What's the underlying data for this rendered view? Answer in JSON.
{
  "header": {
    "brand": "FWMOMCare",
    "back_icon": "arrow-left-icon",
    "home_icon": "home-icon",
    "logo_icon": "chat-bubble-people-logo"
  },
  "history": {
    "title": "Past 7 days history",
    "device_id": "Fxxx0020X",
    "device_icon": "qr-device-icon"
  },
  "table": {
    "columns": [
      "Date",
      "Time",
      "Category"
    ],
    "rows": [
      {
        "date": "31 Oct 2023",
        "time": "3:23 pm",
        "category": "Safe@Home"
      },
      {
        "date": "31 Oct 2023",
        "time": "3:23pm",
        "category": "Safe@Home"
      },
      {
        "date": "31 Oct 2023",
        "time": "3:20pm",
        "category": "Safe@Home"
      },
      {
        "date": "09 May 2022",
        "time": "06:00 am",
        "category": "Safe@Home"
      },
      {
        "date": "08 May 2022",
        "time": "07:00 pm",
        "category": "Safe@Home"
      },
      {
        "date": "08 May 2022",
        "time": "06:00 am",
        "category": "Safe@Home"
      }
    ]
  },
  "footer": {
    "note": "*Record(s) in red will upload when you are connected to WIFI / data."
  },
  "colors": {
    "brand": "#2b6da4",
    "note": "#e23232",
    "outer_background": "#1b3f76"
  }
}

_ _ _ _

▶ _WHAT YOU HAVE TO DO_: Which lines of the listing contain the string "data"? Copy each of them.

▶ _ANSWER BOX_:
What's the underlying data for this rendered view? Answer in JSON.
    "note": "*Record(s) in red will upload when you are connected to WIFI / data."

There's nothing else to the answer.